Please retype the records below exactly as they stand.

** Opening Extracted records block **

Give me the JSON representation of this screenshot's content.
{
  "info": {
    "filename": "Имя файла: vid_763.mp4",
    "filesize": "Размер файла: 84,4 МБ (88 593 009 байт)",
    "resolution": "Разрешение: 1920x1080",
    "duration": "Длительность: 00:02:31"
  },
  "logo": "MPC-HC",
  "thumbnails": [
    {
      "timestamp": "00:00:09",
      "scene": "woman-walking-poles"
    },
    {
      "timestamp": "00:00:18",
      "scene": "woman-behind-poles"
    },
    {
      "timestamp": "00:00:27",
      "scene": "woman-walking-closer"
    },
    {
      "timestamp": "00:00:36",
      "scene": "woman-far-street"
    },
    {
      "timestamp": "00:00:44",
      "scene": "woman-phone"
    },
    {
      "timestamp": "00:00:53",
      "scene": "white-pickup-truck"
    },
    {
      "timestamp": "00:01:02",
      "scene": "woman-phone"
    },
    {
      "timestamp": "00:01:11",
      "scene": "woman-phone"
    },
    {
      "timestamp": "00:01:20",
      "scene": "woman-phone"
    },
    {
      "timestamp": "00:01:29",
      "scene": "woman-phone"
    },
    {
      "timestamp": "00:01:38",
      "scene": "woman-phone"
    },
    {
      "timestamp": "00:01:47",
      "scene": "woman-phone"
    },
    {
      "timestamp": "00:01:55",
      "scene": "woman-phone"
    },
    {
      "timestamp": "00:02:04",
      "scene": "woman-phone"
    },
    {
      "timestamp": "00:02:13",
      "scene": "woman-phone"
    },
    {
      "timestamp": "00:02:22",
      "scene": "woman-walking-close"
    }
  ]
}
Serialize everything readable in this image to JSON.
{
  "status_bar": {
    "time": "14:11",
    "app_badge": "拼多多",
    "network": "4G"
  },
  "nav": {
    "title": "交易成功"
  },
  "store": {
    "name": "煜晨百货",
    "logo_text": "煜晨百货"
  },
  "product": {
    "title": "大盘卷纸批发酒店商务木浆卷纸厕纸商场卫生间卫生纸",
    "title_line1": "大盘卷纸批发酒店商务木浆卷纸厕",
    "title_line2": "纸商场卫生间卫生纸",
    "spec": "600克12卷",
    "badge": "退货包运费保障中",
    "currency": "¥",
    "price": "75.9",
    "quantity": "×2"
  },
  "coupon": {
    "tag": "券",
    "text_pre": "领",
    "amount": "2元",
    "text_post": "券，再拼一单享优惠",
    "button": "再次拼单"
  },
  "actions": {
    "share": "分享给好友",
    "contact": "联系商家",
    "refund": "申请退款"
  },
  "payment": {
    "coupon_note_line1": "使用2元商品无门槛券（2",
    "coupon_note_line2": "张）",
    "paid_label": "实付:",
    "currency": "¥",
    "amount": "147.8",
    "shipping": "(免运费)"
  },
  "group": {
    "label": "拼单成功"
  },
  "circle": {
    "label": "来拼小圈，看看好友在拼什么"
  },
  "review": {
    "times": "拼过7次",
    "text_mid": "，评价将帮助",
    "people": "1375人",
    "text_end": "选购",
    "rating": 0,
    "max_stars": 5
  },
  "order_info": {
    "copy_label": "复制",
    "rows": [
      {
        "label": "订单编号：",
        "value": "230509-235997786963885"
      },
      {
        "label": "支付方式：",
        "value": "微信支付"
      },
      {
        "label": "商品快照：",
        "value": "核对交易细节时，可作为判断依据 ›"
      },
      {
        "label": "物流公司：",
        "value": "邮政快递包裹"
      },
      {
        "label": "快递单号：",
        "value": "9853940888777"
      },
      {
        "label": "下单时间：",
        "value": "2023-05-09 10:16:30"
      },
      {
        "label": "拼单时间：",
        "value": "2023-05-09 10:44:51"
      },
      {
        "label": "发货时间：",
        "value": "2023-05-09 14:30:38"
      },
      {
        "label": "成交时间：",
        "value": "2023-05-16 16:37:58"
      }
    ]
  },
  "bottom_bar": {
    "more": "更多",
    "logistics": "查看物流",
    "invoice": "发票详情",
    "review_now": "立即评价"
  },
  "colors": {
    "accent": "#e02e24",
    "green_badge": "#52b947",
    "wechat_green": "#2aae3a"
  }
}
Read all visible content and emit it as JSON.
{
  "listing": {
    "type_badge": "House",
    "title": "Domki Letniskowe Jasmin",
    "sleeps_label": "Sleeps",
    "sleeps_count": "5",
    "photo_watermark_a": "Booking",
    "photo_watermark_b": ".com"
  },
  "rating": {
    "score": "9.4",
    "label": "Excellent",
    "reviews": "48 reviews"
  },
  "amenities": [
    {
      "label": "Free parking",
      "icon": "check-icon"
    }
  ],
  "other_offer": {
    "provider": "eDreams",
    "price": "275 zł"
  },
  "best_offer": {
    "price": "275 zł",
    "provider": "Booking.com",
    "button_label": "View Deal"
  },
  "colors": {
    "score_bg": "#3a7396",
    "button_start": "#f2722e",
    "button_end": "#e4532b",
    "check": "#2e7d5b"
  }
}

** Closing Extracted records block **

# Exercise solution
Give me the JSON representation of this screenshot's content.
{
  "info": {
    "filename": "Имя файла: vid_763.mp4",
    "filesize": "Размер файла: 84,4 МБ (88 593 009 байт)",
    "resolution": "Разрешение: 1920x1080",
    "duration": "Длительность: 00:02:31"
  },
  "logo": "MPC-HC",
  "thumbnails": [
    {
      "timestamp": "00:00:09",
      "scene": "woman-walking-poles"
    },
    {
      "timestamp": "00:00:18",
      "scene": "woman-behind-poles"
    },
    {
      "timestamp": "00:00:27",
      "scene": "woman-walking-closer"
    },
    {
      "timestamp": "00:00:36",
      "scene": "woman-far-street"
    },
    {
      "timestamp": "00:00:44",
      "scene": "woman-phone"
    },
    {
      "timestamp": "00:00:53",
      "scene": "white-pickup-truck"
    },
    {
      "timestamp": "00:01:02",
      "scene": "woman-phone"
    },
    {
      "timestamp": "00:01:11",
      "scene": "woman-phone"
    },
    {
      "timestamp": "00:01:20",
      "scene": "woman-phone"
    },
    {
      "timestamp": "00:01:29",
      "scene": "woman-phone"
    },
    {
      "timestamp": "00:01:38",
      "scene": "woman-phone"
    },
    {
      "timestamp": "00:01:47",
      "scene": "woman-phone"
    },
    {
      "timestamp": "00:01:55",
      "scene": "woman-phone"
    },
    {
      "timestamp": "00:02:04",
      "scene": "woman-phone"
    },
    {
      "timestamp": "00:02:13",
      "scene": "woman-phone"
    },
    {
      "timestamp": "00:02:22",
      "scene": "woman-walking-close"
    }
  ]
}
Serialize everything readable in this image to JSON.
{
  "status_bar": {
    "time": "14:11",
    "app_badge": "拼多多",
    "network": "4G"
  },
  "nav": {
    "title": "交易成功"
  },
  "store": {
    "name": "煜晨百货",
    "logo_text": "煜晨百货"
  },
  "product": {
    "title": "大盘卷纸批发酒店商务木浆卷纸厕纸商场卫生间卫生纸",
    "title_line1": "大盘卷纸批发酒店商务木浆卷纸厕",
    "title_line2": "纸商场卫生间卫生纸",
    "spec": "600克12卷",
    "badge": "退货包运费保障中",
    "currency": "¥",
    "price": "75.9",
    "quantity": "×2"
  },
  "coupon": {
    "tag": "券",
    "text_pre": "领",
    "amount": "2元",
    "text_post": "券，再拼一单享优惠",
    "button": "再次拼单"
  },
  "actions": {
    "share": "分享给好友",
    "contact": "联系商家",
    "refund": "申请退款"
  },
  "payment": {
    "coupon_note_line1": "使用2元商品无门槛券（2",
    "coupon_note_line2": "张）",
    "paid_label": "实付:",
    "currency": "¥",
    "amount": "147.8",
    "shipping": "(免运费)"
  },
  "group": {
    "label": "拼单成功"
  },
  "circle": {
    "label": "来拼小圈，看看好友在拼什么"
  },
  "review": {
    "times": "拼过7次",
    "text_mid": "，评价将帮助",
    "people": "1375人",
    "text_end": "选购",
    "rating": 0,
    "max_stars": 5
  },
  "order_info": {
    "copy_label": "复制",
    "rows": [
      {
        "label": "订单编号：",
        "value": "230509-235997786963885"
      },
      {
        "label": "支付方式：",
        "value": "微信支付"
      },
      {
        "label": "商品快照：",
        "value": "核对交易细节时，可作为判断依据 ›"
      },
      {
        "label": "物流公司：",
        "value": "邮政快递包裹"
      },
      {
        "label": "快递单号：",
        "value": "9853940888777"
      },
      {
        "label": "下单时间：",
        "value": "2023-05-09 10:16:30"
      },
      {
        "label": "拼单时间：",
        "value": "2023-05-09 10:44:51"
      },
      {
        "label": "发货时间：",
        "value": "2023-05-09 14:30:38"
      },
      {
        "label": "成交时间：",
        "value": "2023-05-16 16:37:58"
      }
    ]
  },
  "bottom_bar": {
    "more": "更多",
    "logistics": "查看物流",
    "invoice": "发票详情",
    "review_now": "立即评价"
  },
  "colors": {
    "accent": "#e02e24",
    "green_badge": "#52b947",
    "wechat_green": "#2aae3a"
  }
}
Read all visible content and emit it as JSON.
{
  "listing": {
    "type_badge": "House",
    "title": "Domki Letniskowe Jasmin",
    "sleeps_label": "Sleeps",
    "sleeps_count": "5",
    "photo_watermark_a": "Booking",
    "photo_watermark_b": ".com"
  },
  "rating": {
    "score": "9.4",
    "label": "Excellent",
    "reviews": "48 reviews"
  },
  "amenities": [
    {
      "label": "Free parking",
      "icon": "check-icon"
    }
  ],
  "other_offer": {
    "provider": "eDreams",
    "price": "275 zł"
  },
  "best_offer": {
    "price": "275 zł",
    "provider": "Booking.com",
    "button_label": "View Deal"
  },
  "colors": {
    "score_bg": "#3a7396",
    "button_start": "#f2722e",
    "button_end": "#e4532b",
    "check": "#2e7d5b"
  }
}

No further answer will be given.